Beyond the vague definitions above, NCPA also provides no transparency. They would be exempt from disclosure under section 552 of title 5, United States Code, and withheld, without discretion, from the public under subsection (b)(3)(B) of such section. Even if you were to take action for any damages, if you were somehow aware of information which was not disclosed to the public, you would have the burden of proving by clear and convincing evidence the willful misconduct proximately caused injury to the plaintiff. Assuming that it was intentional, good luck proving it!

And finally, it provides a very broad definition of what is considered a threat. If I try using Twitter over TOR, could that be considered a threat? What about if I accidentally come across a listing of email addresses of iPad + AT&T users (despite what the article claims, a regular user found this information without any hacking… It required no authentication)? What if I'm searching for flaws in order to notify the company so that they can fix them (similar to a bug bounty)?

Why the NCPA is Deceptive

You mean aside from claiming to protect your privacy and civil liberties while really just granting immunity to those who are now protected in sharing data with the NSA or other Federal entities? The NCPA makes it unclear whether or not existing laws still apply. In several places, it creates rules notwithstanding any other provision of law to later say  that it does not impact or modify procedures in existence. Either existing laws still apply or they don't! Which is it?

It's also deceptive in that it really does nothing to enhance security. Better security is achieved though having and using appropriate technologies and techniques, not through politics.

Is it Cyber Surveillance?

Possibly. I don't think it was created with that intention, but the obvious lack of experience and knowledge by those who wrote the bill as well as the lack of specific definitions leave it open to this possibility. Any information shared is voluntary, but the NCPA removes all transparency and provides immunity, and I expect that would lead to excessive and irresponsible sharing of information with a variety of Federal agencies, including the NSA. To make matters worse, most of the legal system suffers from lack of technical knowledge and even fear of hackers. Being afraid of what you don't understand can and has lead to dogma and cruelty.

This is just One of Five

There have been many before, and I can almost guarantee there will be many to follow. Stop Cyber Surveillance lists all five of them, and they all seem to be the same thing in slightly different wording.

I am against all of these bills, but I do recognize that the state of online security is not as good as it could and should be. Despite my focus thus far on criticizing a bunch of bills supposedly designed to improve things, I want to redirect the focus of this from the problems to solutions. Here are some quick tips to better online security for everyone.

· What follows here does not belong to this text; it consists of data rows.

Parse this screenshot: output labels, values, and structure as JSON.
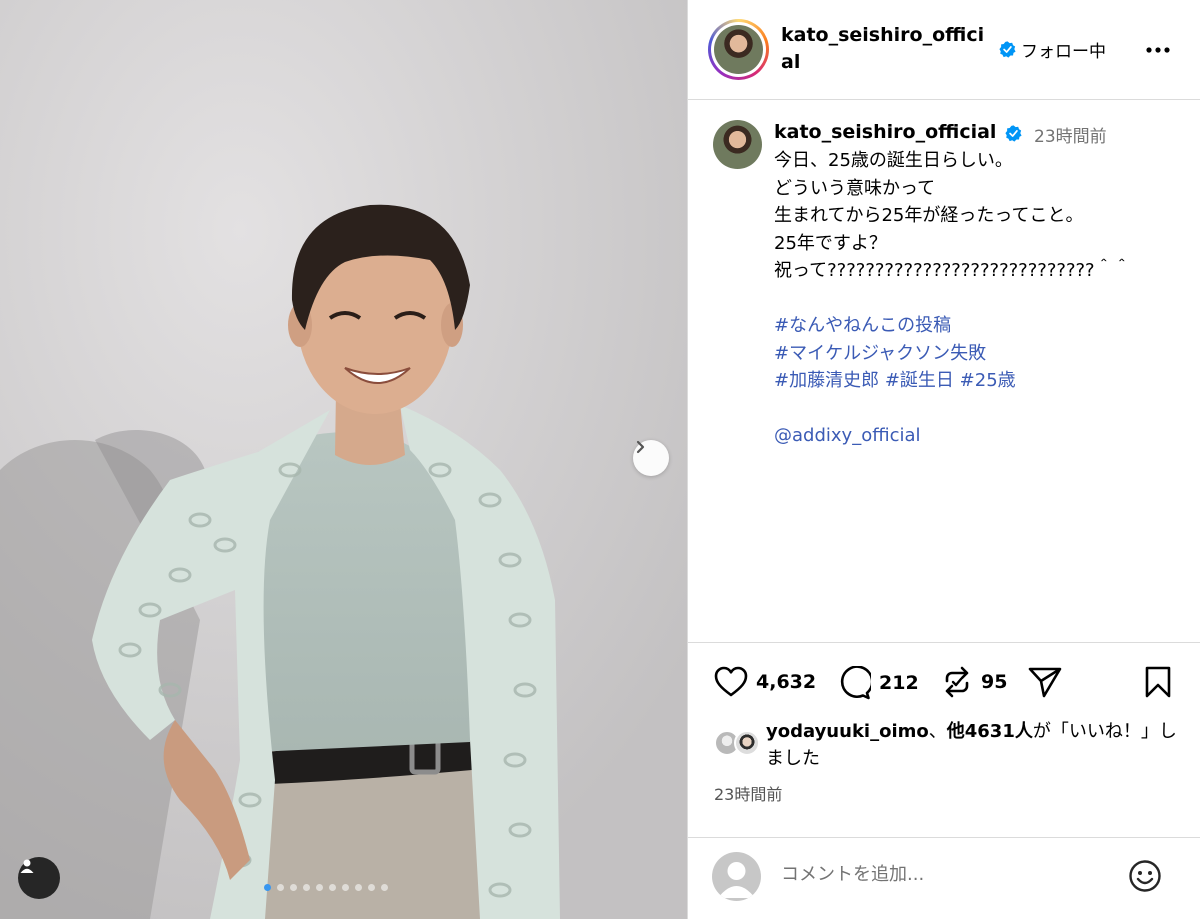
{
  "post": {
    "header_username": "kato_seishiro_official",
    "follow_status": "フォロー中",
    "caption_username": "kato_seishiro_official",
    "caption_time": "23時間前",
    "caption_lines": [
      "今日、25歳の誕生日らしい。",
      "どういう意味かって",
      "生まれてから25年が経ったってこと。",
      "25年ですよ？",
      "祝って????????????????????????????＾＾"
    ],
    "hashtags": {
      "line1": "#なんやねんこの投稿",
      "line2": "#マイケルジャクソン失敗",
      "line3a": "#加藤清史郎",
      "line3b": "#誕生日",
      "line3c": "#25歳"
    },
    "mention": "@addixy_official"
  },
  "actions": {
    "likes": "4,632",
    "comments": "212",
    "reposts": "95"
  },
  "likes_summary": {
    "user": "yodayuuki_oimo",
    "middle": "、",
    "others": "他4631人",
    "suffix": "が「いいね！」しました"
  },
  "post_time": "23時間前",
  "comment_placeholder": "コメントを追加...",
  "carousel": {
    "total": 10,
    "active_index": 0
  },
  "colors": {
    "accent_blue": "#0095f6",
    "link": "#3b5bb5",
    "border": "#dbdbdb"
  },
  "icons": [
    "verified-badge-icon",
    "more-icon",
    "heart-icon",
    "comment-icon",
    "repost-icon",
    "share-icon",
    "bookmark-icon",
    "chevron-right-icon",
    "user-tag-icon",
    "emoji-icon"
  ]
}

  1. Be sceptical and use common sense. Humans are often the weakest link when it comes to security.
  2. Use strong and unique passwords everywhere. KeePass and LastPass are great tools for making this easier and more convenient.
  3. Keep your Operating System and other software updated. This applies to servers as well!
  4. Open Source software is generally considered more secure than proprietary. Security through obscurity is like believing it will go away if you ignore it hard enough.
  5. Developers… Know How NOT to Store Passwords!
  6. Don't use WordPress, FTP… I want to say Windows in general, but that might be asking too much. I will, however, add Internet Explorer.

I think that having a security check list and learning from the mistakes of others is the best way to reduce the threats we are facing. Unfortunately, although all of the resources you are likely to ever need are out there, they are scattered all over the Internet and it can often be difficult to know which methods are truly better than others. What we need is guidelines for both companies and individuals on how to stay safe.

Do you have any suggestions are links to any resources you have found particularly helpful? Please, let me (and everyone else) know in the comments!